◆ Requirement ◆
Check every line in the records below for the word "label" and report how many have it, nothing more.

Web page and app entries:
=== Begin Enclosure ===

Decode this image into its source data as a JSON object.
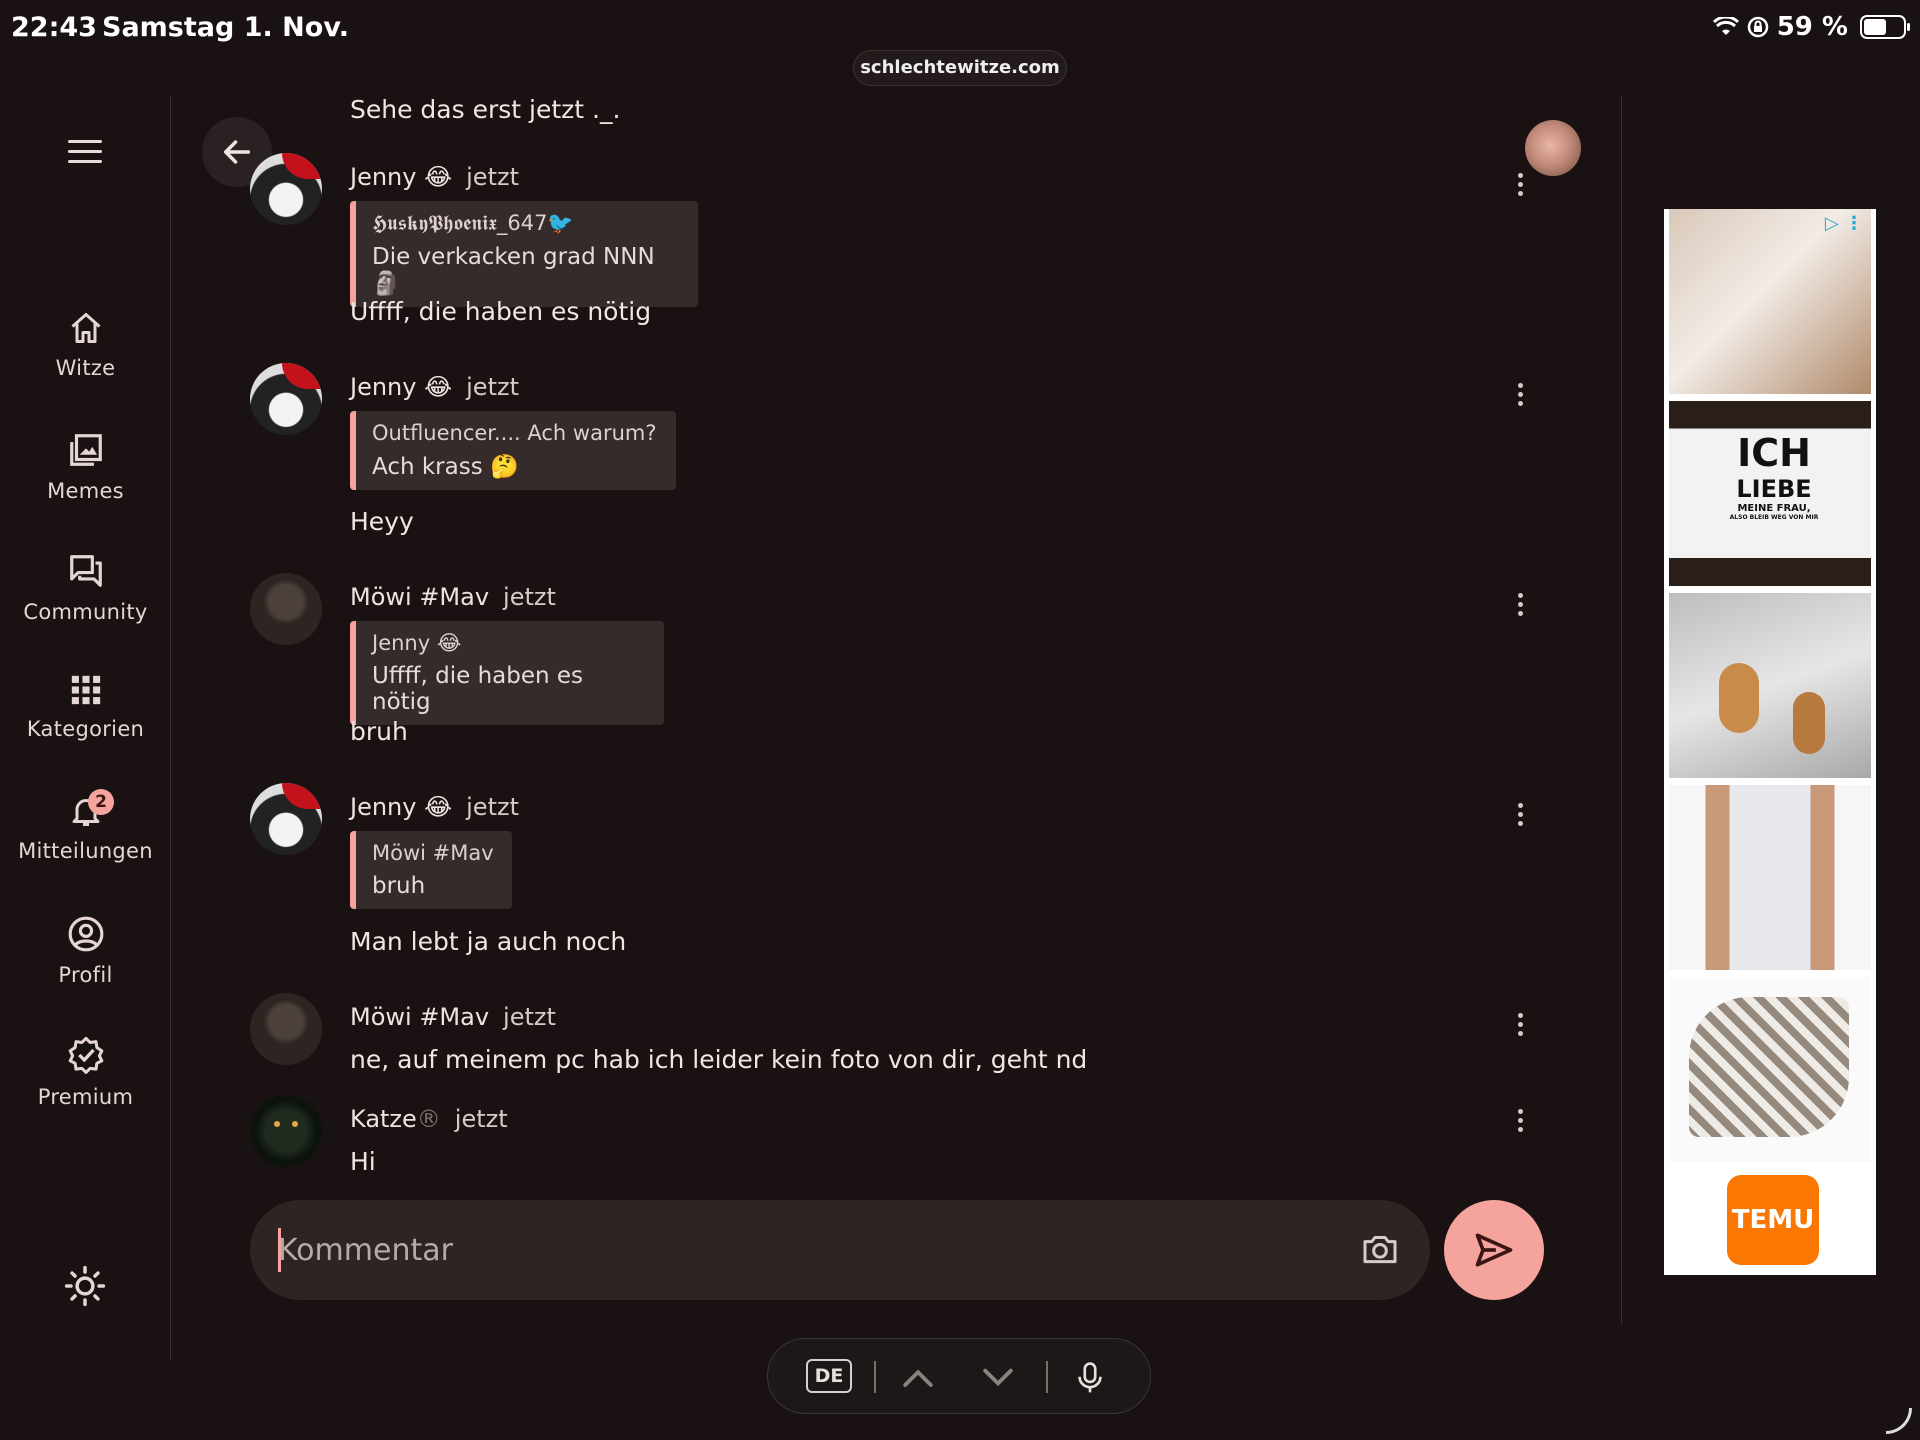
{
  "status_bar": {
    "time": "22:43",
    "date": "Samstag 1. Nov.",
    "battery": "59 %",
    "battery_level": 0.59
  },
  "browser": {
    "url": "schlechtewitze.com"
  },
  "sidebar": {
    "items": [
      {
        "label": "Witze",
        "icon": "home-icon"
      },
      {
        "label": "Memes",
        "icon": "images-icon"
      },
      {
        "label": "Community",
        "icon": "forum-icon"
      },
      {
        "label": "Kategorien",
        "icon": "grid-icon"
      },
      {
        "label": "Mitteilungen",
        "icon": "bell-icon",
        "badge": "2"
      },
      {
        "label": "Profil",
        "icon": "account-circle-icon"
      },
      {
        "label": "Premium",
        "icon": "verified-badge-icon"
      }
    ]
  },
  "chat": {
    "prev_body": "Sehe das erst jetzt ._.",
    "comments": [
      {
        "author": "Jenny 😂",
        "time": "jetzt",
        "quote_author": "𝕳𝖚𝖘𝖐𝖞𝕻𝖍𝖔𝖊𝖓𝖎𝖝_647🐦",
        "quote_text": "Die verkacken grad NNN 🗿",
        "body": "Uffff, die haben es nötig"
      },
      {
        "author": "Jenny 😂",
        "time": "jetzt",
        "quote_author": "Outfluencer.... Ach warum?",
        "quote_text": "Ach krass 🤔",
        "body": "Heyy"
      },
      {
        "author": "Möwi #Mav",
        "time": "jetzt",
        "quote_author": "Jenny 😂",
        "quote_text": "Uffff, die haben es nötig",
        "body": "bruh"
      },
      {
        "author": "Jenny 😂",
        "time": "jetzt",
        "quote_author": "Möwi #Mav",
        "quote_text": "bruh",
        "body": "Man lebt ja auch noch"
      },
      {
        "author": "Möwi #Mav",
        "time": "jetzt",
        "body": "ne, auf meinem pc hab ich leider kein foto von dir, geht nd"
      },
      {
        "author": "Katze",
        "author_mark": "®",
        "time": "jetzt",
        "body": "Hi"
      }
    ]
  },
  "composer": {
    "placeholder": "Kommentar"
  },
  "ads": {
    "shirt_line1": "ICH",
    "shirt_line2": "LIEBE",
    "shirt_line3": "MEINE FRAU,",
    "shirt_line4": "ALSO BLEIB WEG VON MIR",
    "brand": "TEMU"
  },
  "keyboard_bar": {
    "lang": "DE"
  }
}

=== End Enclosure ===

◆ Response to this task ◆
7